* TASK:
Whenever a line below holds the word "终端项目组", copy that line.

* RECORDS FOR THIS TASK:

⟨

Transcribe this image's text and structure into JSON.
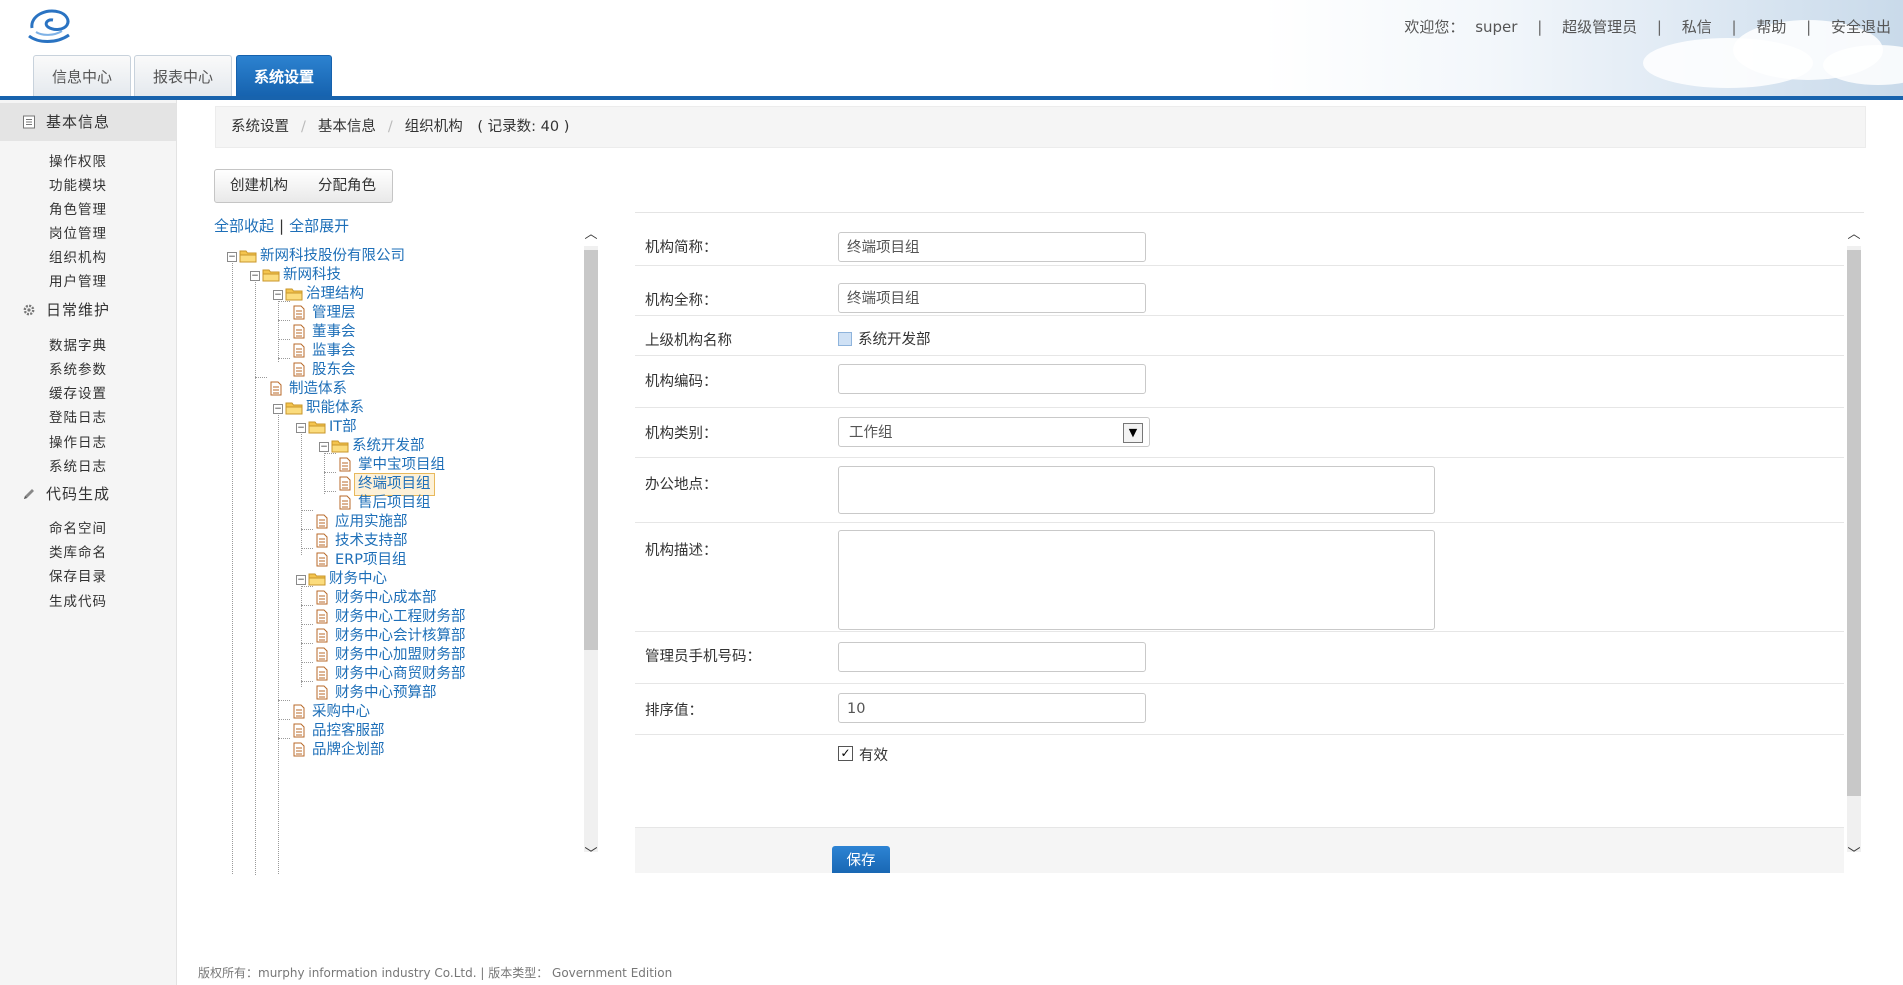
{
  "header": {
    "welcome": "欢迎您：",
    "user": "super",
    "role": "超级管理员",
    "links": [
      "私信",
      "帮助",
      "安全退出"
    ],
    "separator": "|",
    "tabs": [
      {
        "label": "信息中心",
        "active": false
      },
      {
        "label": "报表中心",
        "active": false
      },
      {
        "label": "系统设置",
        "active": true
      }
    ]
  },
  "sidebar": {
    "groups": [
      {
        "label": "基本信息",
        "icon": "document-icon",
        "items": [
          "操作权限",
          "功能模块",
          "角色管理",
          "岗位管理",
          "组织机构",
          "用户管理"
        ]
      },
      {
        "label": "日常维护",
        "icon": "gear-icon",
        "items": [
          "数据字典",
          "系统参数",
          "缓存设置",
          "登陆日志",
          "操作日志",
          "系统日志"
        ]
      },
      {
        "label": "代码生成",
        "icon": "pencil-icon",
        "items": [
          "命名空间",
          "类库命名",
          "保存目录",
          "生成代码"
        ]
      }
    ]
  },
  "breadcrumb": {
    "items": [
      "系统设置",
      "基本信息",
      "组织机构"
    ],
    "separator": "/",
    "record_count": "( 记录数: 40 )"
  },
  "toolbar": {
    "create_label": "创建机构",
    "assign_label": "分配角色"
  },
  "tree_controls": {
    "collapse_all": "全部收起",
    "expand_all": "全部展开",
    "bar": "|"
  },
  "tree": [
    "新网科技股份有限公司",
    "新网科技",
    "治理结构",
    "管理层",
    "董事会",
    "监事会",
    "股东会",
    "制造体系",
    "职能体系",
    "IT部",
    "系统开发部",
    "掌中宝项目组",
    "终端项目组",
    "售后项目组",
    "应用实施部",
    "技术支持部",
    "ERP项目组",
    "财务中心",
    "财务中心成本部",
    "财务中心工程财务部",
    "财务中心会计核算部",
    "财务中心加盟财务部",
    "财务中心商贸财务部",
    "财务中心预算部",
    "采购中心",
    "品控客服部",
    "品牌企划部"
  ],
  "form": {
    "short_name_label": "机构简称：",
    "short_name_value": "终端项目组",
    "full_name_label": "机构全称：",
    "full_name_value": "终端项目组",
    "parent_label": "上级机构名称",
    "parent_value": "系统开发部",
    "code_label": "机构编码：",
    "code_value": "",
    "type_label": "机构类别：",
    "type_value": "工作组",
    "location_label": "办公地点：",
    "location_value": "",
    "description_label": "机构描述：",
    "description_value": "",
    "phone_label": "管理员手机号码：",
    "phone_value": "",
    "sort_label": "排序值：",
    "sort_value": "10",
    "valid_label": "有效",
    "valid_checked": true,
    "save_label": "保存"
  },
  "footer": {
    "text": "版权所有：murphy information industry Co.Ltd. | 版本类型： Government Edition"
  },
  "colors": {
    "primary": "#1863ad",
    "link": "#1e6fb8",
    "sidebar_bg": "#f5f5f5"
  }
}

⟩

* TASK RESULT:
    "终端项目组",
    "short_name_value": "终端项目组",
    "full_name_value": "终端项目组",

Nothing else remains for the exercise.